Gender inequality and equity.
Efforts to combat Gender based Violence
Nyarai Sabeka calls for revision of laws to govern the social media platforms to cater for general understanding of abuse that may not be understood on local African languages.
Rebecca Birungi, a communications specialist and media trainer observes that a lot of online violence is as a result of misinformation.
In her address, she calls upon journalists to stop jumping onto the band wagon to do stories rather fact check all information disseminated online.
Sarah Mawerere, a producer at UBC Uganda, in her presentation points out that in Uganda there are several efforts to combat GBV.
She mentions that different stake holders are coming up with research trainings and projects on the same topic. Inclusive of these are the local government, non government organisations like Raising voices, Uganda Women’s network, ministry of Gender, Akinana mama wa Afrika, Uganda women’s network(mama FM) among others.

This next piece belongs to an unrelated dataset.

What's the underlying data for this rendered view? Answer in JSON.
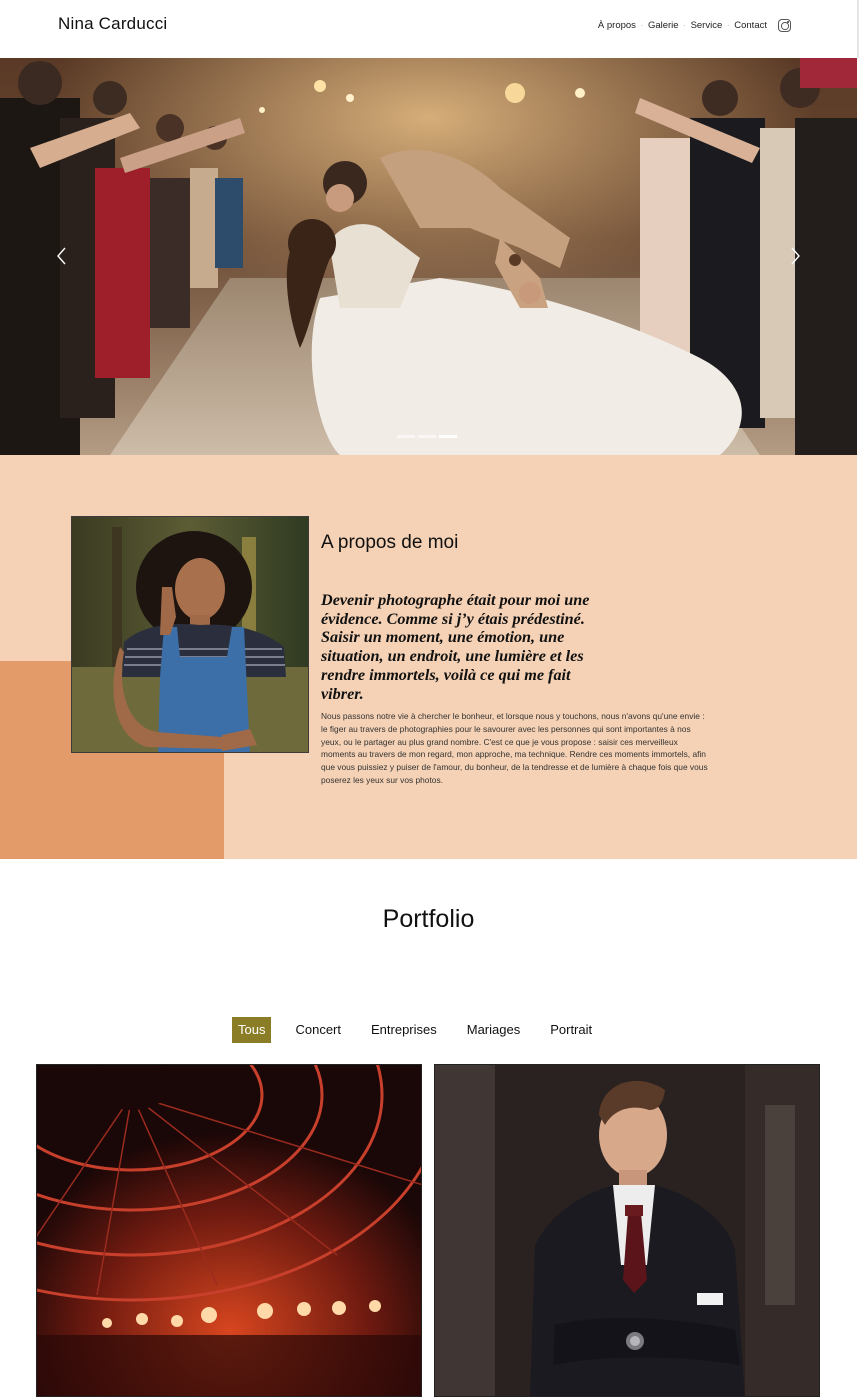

Mr. Arthur Asiimwe the managing Director Geberal Rwanda Broadcasting Agency advises journalists to forget traditional journalism, be innovative and quickly adopt new technologies if they are to be relevant and communicate effectively in the current digital era.
Some of the Attendee’s take outs
Mutavu Linda(Mount Kigali University Student)
Awim23 opened my eyes as a journalism student. In the field I will not fear as a woman. I will not be intimidated rather I am now brave enough to tell stories on GBV.
Ruqayyah Yusuf, Lecturer Dept. of Information and Media Studies
Bayero University Kano, Nigeria
Back home, I will push for policies in line with the declaration in my country both on Radio and TV.
I will write an academic paper highlighting the need for adoption of the declaration.
I will look for a grant in line with campaigning for adoption of the declaration.
Sarah Mawewere, producer UBC Uganda
I am motivated to be innovative and ensure that I have to keep the fire burning while reporting on issues of GBV in Uganda using my media house.
The minister of Gender Kigali Rwanda Uwamariya Valentine in her speech pledges to collaborate efforts with the media industry, civil society, ngos and the International community. “let us have unity in Africa to amplify voices on GBV!” she emphasised. Honourable Valentine further urges the media to shape narratives and challenge stereotypes to combat GBV. “We as Africans must unite to amplify voices on GBV if we are to contribute to a morally up right society.” She concluded.
Present at the conference were media professionals, members of the civil society and a number of delegates from the international community inclusive of UNESCO, Fojo, Africa-China, Canada, Jhr, Mac Arthur Foundation Luminate, UN women, Women in News, RBA, WSCJ among others.
The epitome of the conference was the launch of the Declaration for which a number of over fifteen members have committed to sign. Dr. Yemisi Akimbobola called upon media organisations to be part of this declaration.